▸ DATA IN THIS EXERCISE
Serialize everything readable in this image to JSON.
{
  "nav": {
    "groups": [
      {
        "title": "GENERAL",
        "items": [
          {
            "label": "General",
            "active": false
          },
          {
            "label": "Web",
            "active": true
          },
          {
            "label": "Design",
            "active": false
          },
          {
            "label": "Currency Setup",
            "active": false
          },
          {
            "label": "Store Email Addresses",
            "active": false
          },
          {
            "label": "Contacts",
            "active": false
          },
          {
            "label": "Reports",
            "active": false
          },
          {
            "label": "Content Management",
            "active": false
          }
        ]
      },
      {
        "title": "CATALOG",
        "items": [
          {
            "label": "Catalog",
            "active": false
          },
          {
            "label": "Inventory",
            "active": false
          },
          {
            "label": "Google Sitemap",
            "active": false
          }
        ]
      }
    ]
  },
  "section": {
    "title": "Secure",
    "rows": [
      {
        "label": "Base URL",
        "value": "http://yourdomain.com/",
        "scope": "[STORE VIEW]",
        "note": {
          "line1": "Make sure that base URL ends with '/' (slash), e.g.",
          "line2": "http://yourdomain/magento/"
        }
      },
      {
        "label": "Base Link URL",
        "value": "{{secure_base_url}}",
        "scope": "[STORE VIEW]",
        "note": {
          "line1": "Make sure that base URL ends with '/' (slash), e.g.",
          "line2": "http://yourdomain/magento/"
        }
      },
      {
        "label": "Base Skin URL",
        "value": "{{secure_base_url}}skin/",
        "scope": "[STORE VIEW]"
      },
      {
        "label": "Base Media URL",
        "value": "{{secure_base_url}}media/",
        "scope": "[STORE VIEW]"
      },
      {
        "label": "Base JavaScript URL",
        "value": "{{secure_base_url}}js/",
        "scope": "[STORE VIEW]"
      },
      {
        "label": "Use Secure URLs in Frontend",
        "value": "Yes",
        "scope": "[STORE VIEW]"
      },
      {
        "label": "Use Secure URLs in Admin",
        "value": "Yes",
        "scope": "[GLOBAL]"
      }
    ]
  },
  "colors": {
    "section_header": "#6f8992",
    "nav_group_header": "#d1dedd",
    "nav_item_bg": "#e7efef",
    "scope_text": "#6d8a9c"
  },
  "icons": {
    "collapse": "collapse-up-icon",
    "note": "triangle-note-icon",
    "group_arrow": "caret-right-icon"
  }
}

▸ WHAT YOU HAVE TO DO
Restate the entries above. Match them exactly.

▸ ANSWER SECTION
Serialize everything readable in this image to JSON.
{
  "nav": {
    "groups": [
      {
        "title": "GENERAL",
        "items": [
          {
            "label": "General",
            "active": false
          },
          {
            "label": "Web",
            "active": true
          },
          {
            "label": "Design",
            "active": false
          },
          {
            "label": "Currency Setup",
            "active": false
          },
          {
            "label": "Store Email Addresses",
            "active": false
          },
          {
            "label": "Contacts",
            "active": false
          },
          {
            "label": "Reports",
            "active": false
          },
          {
            "label": "Content Management",
            "active": false
          }
        ]
      },
      {
        "title": "CATALOG",
        "items": [
          {
            "label": "Catalog",
            "active": false
          },
          {
            "label": "Inventory",
            "active": false
          },
          {
            "label": "Google Sitemap",
            "active": false
          }
        ]
      }
    ]
  },
  "section": {
    "title": "Secure",
    "rows": [
      {
        "label": "Base URL",
        "value": "http://yourdomain.com/",
        "scope": "[STORE VIEW]",
        "note": {
          "line1": "Make sure that base URL ends with '/' (slash), e.g.",
          "line2": "http://yourdomain/magento/"
        }
      },
      {
        "label": "Base Link URL",
        "value": "{{secure_base_url}}",
        "scope": "[STORE VIEW]",
        "note": {
          "line1": "Make sure that base URL ends with '/' (slash), e.g.",
          "line2": "http://yourdomain/magento/"
        }
      },
      {
        "label": "Base Skin URL",
        "value": "{{secure_base_url}}skin/",
        "scope": "[STORE VIEW]"
      },
      {
        "label": "Base Media URL",
        "value": "{{secure_base_url}}media/",
        "scope": "[STORE VIEW]"
      },
      {
        "label": "Base JavaScript URL",
        "value": "{{secure_base_url}}js/",
        "scope": "[STORE VIEW]"
      },
      {
        "label": "Use Secure URLs in Frontend",
        "value": "Yes",
        "scope": "[STORE VIEW]"
      },
      {
        "label": "Use Secure URLs in Admin",
        "value": "Yes",
        "scope": "[GLOBAL]"
      }
    ]
  },
  "colors": {
    "section_header": "#6f8992",
    "nav_group_header": "#d1dedd",
    "nav_item_bg": "#e7efef",
    "scope_text": "#6d8a9c"
  },
  "icons": {
    "collapse": "collapse-up-icon",
    "note": "triangle-note-icon",
    "group_arrow": "caret-right-icon"
  }
}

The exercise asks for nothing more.